CBS 11 News is reporting an exclusive story of what could be an incredible case of mistaken identity. A Dallas man says he’s convinced he’s not who he’s been told he is for the past 50 years. Now a life-threatening illness has him on a quest to find his true identity.
The National Council for Adoption’s fact book states that two percent of women faced with an unplanned pregnancy choose adoption. So, often the brave act of placing a baby up for adoption is viewed in a negative light, when in reality it is a selfless, difficult and loving act a birth mother can make for her child.
The SPCA of Texas received 70 rabbits Sunday, acting as a transfer hub for the animals to be passed along to groups who will find them permanent homes.
The largest dog kennel in Collin County that recently lost funding said it is thankful for the people who have come forward to help, but still needs help finding homes for its dogs.
The parents of the puppy that was rescued from a drain a couple of months ago need a new home.
Six days after being rescued from a Dallas storm drain, the puppy named of “Stormy” was put up for adoption Sunday in a special lottery.
Eleven year old Hunter Keipper keeps a chest with his parents’ belongings — both were dead before he turned 10. Now his grandmother and caregiver is working to adopt her orphaned grandson.
Normally firefighters go to where help is needed. Last week, the person needing help came to the firefighters stationed on the 6100 block of S. Hulen in Fort Worth.
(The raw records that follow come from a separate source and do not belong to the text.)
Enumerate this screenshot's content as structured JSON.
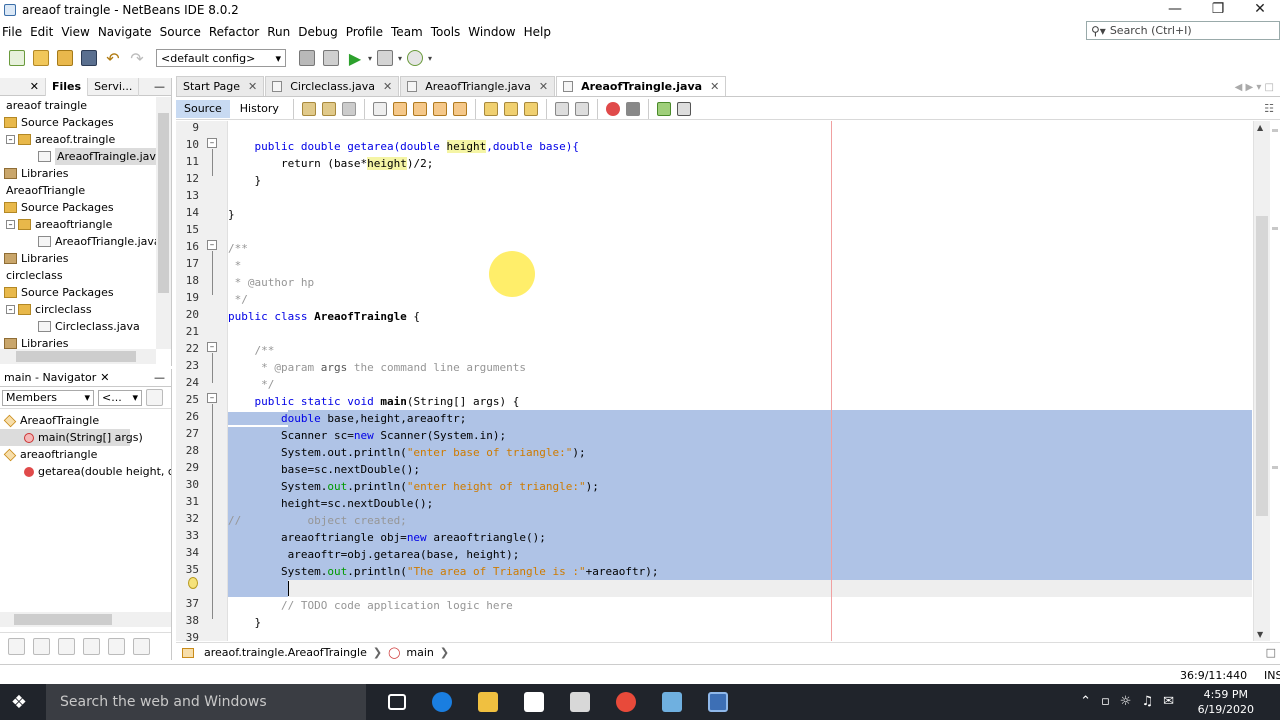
{
  "window": {
    "title": "areaof traingle - NetBeans IDE 8.0.2"
  },
  "menu": [
    "File",
    "Edit",
    "View",
    "Navigate",
    "Source",
    "Refactor",
    "Run",
    "Debug",
    "Profile",
    "Team",
    "Tools",
    "Window",
    "Help"
  ],
  "search": {
    "placeholder": "Search (Ctrl+I)"
  },
  "toolbar": {
    "config": "<default config>"
  },
  "projects_panel": {
    "tabs": [
      "Files",
      "Servi..."
    ],
    "tree": [
      {
        "label": "areaof traingle",
        "type": "project"
      },
      {
        "label": "Source Packages",
        "type": "pkgroot"
      },
      {
        "label": "areaof.traingle",
        "type": "pkg"
      },
      {
        "label": "AreaofTraingle.java",
        "type": "file",
        "selected": true
      },
      {
        "label": "Libraries",
        "type": "lib"
      },
      {
        "label": "AreaofTriangle",
        "type": "project"
      },
      {
        "label": "Source Packages",
        "type": "pkgroot"
      },
      {
        "label": "areaoftriangle",
        "type": "pkg"
      },
      {
        "label": "AreaofTriangle.java",
        "type": "file"
      },
      {
        "label": "Libraries",
        "type": "lib"
      },
      {
        "label": "circleclass",
        "type": "project"
      },
      {
        "label": "Source Packages",
        "type": "pkgroot"
      },
      {
        "label": "circleclass",
        "type": "pkg"
      },
      {
        "label": "Circleclass.java",
        "type": "file"
      },
      {
        "label": "Libraries",
        "type": "lib"
      }
    ]
  },
  "navigator": {
    "title": "main - Navigator",
    "filter": "Members",
    "filter2": "<...",
    "items": [
      {
        "label": "AreaofTraingle"
      },
      {
        "label": "main(String[] args)"
      },
      {
        "label": "areaoftriangle"
      },
      {
        "label": "getarea(double height, doub"
      }
    ]
  },
  "editor": {
    "tabs": [
      {
        "label": "Start Page"
      },
      {
        "label": "Circleclass.java"
      },
      {
        "label": "AreaofTriangle.java"
      },
      {
        "label": "AreaofTraingle.java",
        "active": true
      }
    ],
    "mode_tabs": [
      "Source",
      "History"
    ],
    "line_numbers": [
      "9",
      "10",
      "11",
      "12",
      "13",
      "14",
      "15",
      "16",
      "17",
      "18",
      "19",
      "20",
      "21",
      "22",
      "23",
      "24",
      "25",
      "26",
      "27",
      "28",
      "29",
      "30",
      "31",
      "32",
      "33",
      "34",
      "35",
      "36",
      "37",
      "38",
      "39"
    ],
    "lines": {
      "l10a": "    public double getarea(double ",
      "l10b": "height",
      "l10c": ",double base){",
      "l11a": "        return (base*",
      "l11b": "height",
      ")l11c": ")/2;",
      "l12": "    }",
      "l14": "}",
      "l16": "/**",
      "l17": " *",
      "l18": " * @author hp",
      "l19": " */",
      "l20a": "public class ",
      "l20b": "AreaofTraingle",
      ")l20c": " {",
      "l22": "    /**",
      "l23a": "     * @param ",
      "l23b": "args",
      "l23c": " the command line arguments",
      "l24": "     */",
      "l25a": "    public static void ",
      "l25b": "main",
      "l25c": "(String[] args) {",
      "l26a": "        double ",
      "l26b": "base,height,areaoftr;",
      "l27a": "        Scanner sc=",
      "l27b": "new ",
      "l27c": "Scanner(System.in);",
      "l28a": "        System.out.println(",
      "l28b": "\"enter base of triangle:\"",
      "l28c": ");",
      "l29": "        base=sc.nextDouble();",
      "l30a": "        System.",
      "l30b": "out",
      "l30c": ".println(",
      "l30d": "\"enter height of triangle:\"",
      "l30e": ");",
      "l31": "        height=sc.nextDouble();",
      "l32": "//          object created;",
      "l33a": "        areaoftriangle obj=",
      "l33b": "new ",
      "l33c": "areaoftriangle();",
      "l34": "         areaoftr=obj.getarea(base, height);",
      "l35a": "        System.",
      "l35b": "out",
      "l35c": ".println(",
      "l35d": "\"The area of Triangle is :\"",
      "l35e": "+areaoftr);",
      "l36": "        ",
      "l37": "        // TODO code application logic here",
      "l38": "    }"
    },
    "breadcrumb": [
      "areaof.traingle.AreaofTraingle",
      "main"
    ]
  },
  "status": {
    "position": "36:9/11:440",
    "mode": "INS"
  },
  "taskbar": {
    "search": "Search the web and Windows",
    "time": "4:59 PM",
    "date": "6/19/2020"
  }
}
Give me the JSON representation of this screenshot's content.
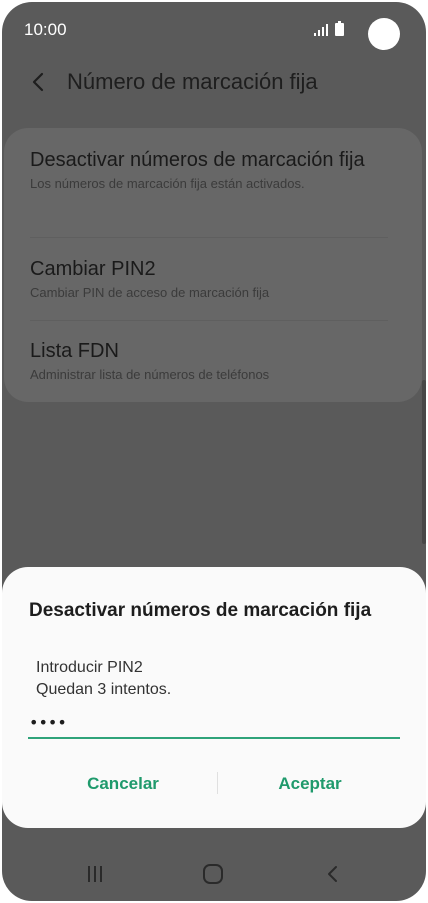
{
  "status_bar": {
    "time": "10:00"
  },
  "header": {
    "title": "Número de marcación fija"
  },
  "settings": {
    "items": [
      {
        "title": "Desactivar números de marcación fija",
        "subtitle": "Los números de marcación fija están activados."
      },
      {
        "title": "Cambiar PIN2",
        "subtitle": "Cambiar PIN de acceso de marcación fija"
      },
      {
        "title": "Lista FDN",
        "subtitle": "Administrar lista de números de teléfonos"
      }
    ]
  },
  "dialog": {
    "title": "Desactivar números de marcación fija",
    "message_line1": "Introducir PIN2",
    "message_line2": "Quedan 3 intentos.",
    "pin_value": "••••",
    "cancel_label": "Cancelar",
    "accept_label": "Aceptar"
  },
  "colors": {
    "accent": "#1f9a6c",
    "input_underline": "#2fa37a",
    "dim_background": "#5a5a5a",
    "dialog_background": "#fafafa"
  },
  "icons": {
    "status": [
      "signal-icon",
      "battery-icon",
      "camera-icon"
    ],
    "appbar": [
      "back-icon"
    ],
    "navigation": [
      "recents-icon",
      "home-icon",
      "back-icon"
    ]
  }
}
The Humane Society of Central Texas sent 57 dogs from the Waco area to The SPCA of Texas Thursday night. Based in Dallas, the SPCA is taking the animals in to help free up space at local shelters near the explosion.
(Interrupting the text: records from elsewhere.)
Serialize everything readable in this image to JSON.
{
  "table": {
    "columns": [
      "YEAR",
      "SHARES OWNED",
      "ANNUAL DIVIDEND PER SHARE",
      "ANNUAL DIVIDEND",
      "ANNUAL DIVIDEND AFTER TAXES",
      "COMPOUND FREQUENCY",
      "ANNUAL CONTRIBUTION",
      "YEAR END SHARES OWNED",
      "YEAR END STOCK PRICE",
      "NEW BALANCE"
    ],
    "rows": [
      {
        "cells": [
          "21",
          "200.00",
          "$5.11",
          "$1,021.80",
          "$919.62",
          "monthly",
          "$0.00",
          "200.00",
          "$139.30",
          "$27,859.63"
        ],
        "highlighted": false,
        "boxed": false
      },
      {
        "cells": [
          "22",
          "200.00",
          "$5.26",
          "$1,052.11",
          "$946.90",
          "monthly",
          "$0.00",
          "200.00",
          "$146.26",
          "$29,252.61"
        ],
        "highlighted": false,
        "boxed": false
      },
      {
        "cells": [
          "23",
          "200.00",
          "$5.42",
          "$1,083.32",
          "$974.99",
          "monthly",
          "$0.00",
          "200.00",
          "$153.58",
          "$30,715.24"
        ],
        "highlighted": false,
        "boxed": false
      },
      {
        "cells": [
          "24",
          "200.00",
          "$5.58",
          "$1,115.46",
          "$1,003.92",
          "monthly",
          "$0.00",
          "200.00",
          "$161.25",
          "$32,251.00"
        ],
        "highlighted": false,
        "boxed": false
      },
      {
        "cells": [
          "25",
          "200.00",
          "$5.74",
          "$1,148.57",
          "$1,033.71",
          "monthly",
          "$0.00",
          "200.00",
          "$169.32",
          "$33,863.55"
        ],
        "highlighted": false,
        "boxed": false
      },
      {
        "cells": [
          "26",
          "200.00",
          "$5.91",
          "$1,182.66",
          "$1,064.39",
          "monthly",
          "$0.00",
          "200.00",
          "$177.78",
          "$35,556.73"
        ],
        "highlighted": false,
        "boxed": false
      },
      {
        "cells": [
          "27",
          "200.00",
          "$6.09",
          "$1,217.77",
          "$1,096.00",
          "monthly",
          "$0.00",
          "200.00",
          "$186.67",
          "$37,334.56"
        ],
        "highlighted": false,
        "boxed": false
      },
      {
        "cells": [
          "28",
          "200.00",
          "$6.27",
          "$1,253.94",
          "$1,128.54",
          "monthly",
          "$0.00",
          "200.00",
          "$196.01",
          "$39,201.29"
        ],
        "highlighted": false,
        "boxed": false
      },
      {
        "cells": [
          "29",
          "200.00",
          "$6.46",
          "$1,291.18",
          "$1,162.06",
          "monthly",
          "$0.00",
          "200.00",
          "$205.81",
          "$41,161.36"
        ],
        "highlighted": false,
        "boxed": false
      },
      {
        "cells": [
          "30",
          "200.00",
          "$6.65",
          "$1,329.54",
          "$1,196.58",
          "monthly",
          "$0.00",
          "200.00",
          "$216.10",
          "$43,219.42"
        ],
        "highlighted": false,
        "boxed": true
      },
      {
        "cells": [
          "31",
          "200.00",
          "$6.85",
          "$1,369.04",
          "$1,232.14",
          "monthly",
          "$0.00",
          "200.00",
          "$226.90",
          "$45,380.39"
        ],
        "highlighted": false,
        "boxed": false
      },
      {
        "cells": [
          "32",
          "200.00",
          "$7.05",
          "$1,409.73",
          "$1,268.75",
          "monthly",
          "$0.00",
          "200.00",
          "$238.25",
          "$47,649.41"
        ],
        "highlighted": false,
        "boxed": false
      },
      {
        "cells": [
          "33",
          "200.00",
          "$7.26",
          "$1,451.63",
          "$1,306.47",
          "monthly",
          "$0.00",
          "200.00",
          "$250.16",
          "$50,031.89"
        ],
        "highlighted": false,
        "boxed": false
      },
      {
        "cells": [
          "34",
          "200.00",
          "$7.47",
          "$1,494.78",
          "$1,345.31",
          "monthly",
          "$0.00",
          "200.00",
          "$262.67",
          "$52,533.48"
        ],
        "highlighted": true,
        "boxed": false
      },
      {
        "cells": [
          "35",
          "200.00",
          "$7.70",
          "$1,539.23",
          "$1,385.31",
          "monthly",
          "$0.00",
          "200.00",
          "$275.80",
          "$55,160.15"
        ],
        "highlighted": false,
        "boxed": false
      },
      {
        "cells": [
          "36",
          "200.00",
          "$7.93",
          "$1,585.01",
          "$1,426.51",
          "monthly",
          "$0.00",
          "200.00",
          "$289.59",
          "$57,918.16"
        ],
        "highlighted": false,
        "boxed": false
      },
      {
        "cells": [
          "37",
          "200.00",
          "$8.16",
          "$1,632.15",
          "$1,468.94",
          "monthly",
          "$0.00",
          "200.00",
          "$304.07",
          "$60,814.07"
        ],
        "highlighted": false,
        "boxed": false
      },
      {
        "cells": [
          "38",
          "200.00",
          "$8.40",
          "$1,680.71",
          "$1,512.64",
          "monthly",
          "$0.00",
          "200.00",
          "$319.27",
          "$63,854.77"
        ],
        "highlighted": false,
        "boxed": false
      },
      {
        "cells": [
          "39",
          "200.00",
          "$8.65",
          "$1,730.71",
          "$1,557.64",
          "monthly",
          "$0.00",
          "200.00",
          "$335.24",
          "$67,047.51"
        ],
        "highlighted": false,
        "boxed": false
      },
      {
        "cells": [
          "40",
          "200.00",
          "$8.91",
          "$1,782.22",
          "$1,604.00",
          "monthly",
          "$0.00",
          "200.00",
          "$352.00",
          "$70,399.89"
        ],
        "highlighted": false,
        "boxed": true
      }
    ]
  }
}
Every year about 300 of these “war dogs” are retired from military service and up for adoption. But that can cost as much as $2,000 since the military doesn’t pay for the dogs’ return trip home.
Prosecutors said Monday that they won’t charge a Texas couple in the death of a 3-year-old adopted boy from Russia, a case that has become the latest flashpoint in the debate over whether American families should be allowed to adopt Russian children.
A Fort Worth adoption agency is now part of a story that’s gained international attention. The story centers around the death of 3-year old Max Shatto, a Russian boy who died last month after he was adopted by a West Texas family.